**What to produce:**
Only the lines with "value" in them need to be copied from the listing.
============
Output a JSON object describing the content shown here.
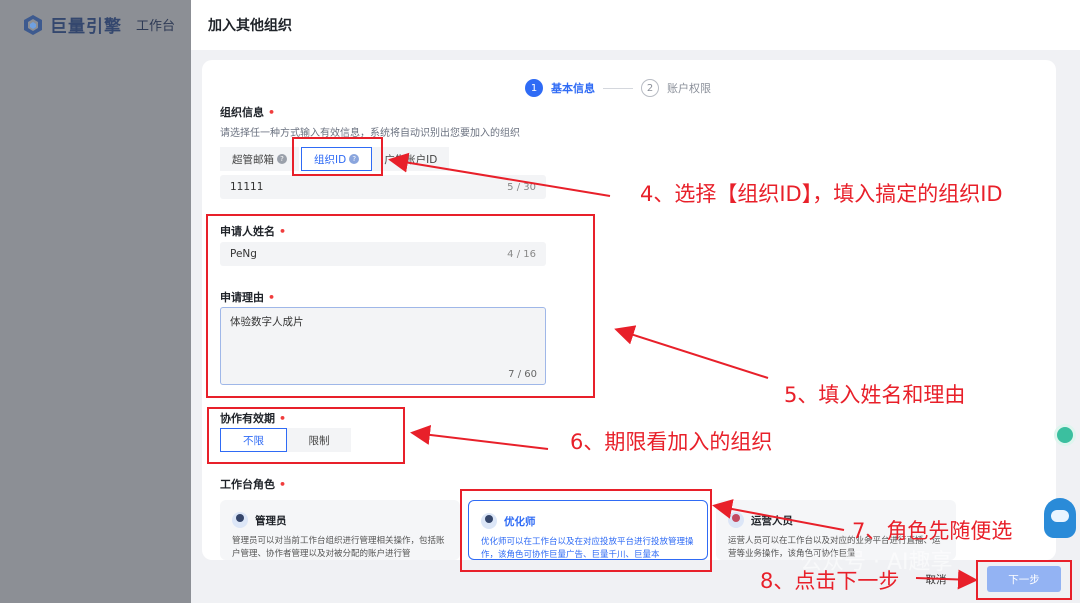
{
  "brand": {
    "name": "巨量引擎",
    "workspace": "工作台"
  },
  "drawer": {
    "title": "加入其他组织"
  },
  "steps": [
    {
      "index": "1",
      "label": "基本信息"
    },
    {
      "index": "2",
      "label": "账户权限"
    }
  ],
  "org_info": {
    "label": "组织信息",
    "hint": "请选择任一种方式输入有效信息，系统将自动识别出您要加入的组织",
    "options": [
      "超管邮箱",
      "组织ID",
      "广告账户ID"
    ],
    "value": "11111",
    "count": "5 / 30"
  },
  "applicant_name": {
    "label": "申请人姓名",
    "value": "PeNg",
    "count": "4 / 16"
  },
  "reason": {
    "label": "申请理由",
    "value": "体验数字人成片",
    "count": "7 / 60"
  },
  "validity": {
    "label": "协作有效期",
    "options": [
      "不限",
      "限制"
    ]
  },
  "roles": {
    "label": "工作台角色",
    "items": [
      {
        "name": "管理员",
        "desc": "管理员可以对当前工作台组织进行管理相关操作，包括账户管理、协作者管理以及对被分配的账户进行管"
      },
      {
        "name": "优化师",
        "desc": "优化师可以在工作台以及在对应投放平台进行投放管理操作，该角色可协作巨量广告、巨量千川、巨量本"
      },
      {
        "name": "运营人员",
        "desc": "运营人员可以在工作台以及对应的业务平台进行直播、运营等业务操作，该角色可协作巨量"
      }
    ]
  },
  "footer": {
    "cancel": "取消",
    "next": "下一步"
  },
  "annotations": {
    "a4": "4、选择【组织ID】，填入搞定的组织ID",
    "a5": "5、填入姓名和理由",
    "a6": "6、期限看加入的组织",
    "a7": "7、角色先随便选",
    "a8": "8、点击下一步"
  },
  "watermark": "公众号 · AI趣享",
  "colors": {
    "accent": "#2f6bf5",
    "annotation": "#e8202a",
    "required": "#f03d3d"
  }
}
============
**Output for this exercise:**
    "value": "11111",
    "value": "PeNg",
    "value": "体验数字人成片",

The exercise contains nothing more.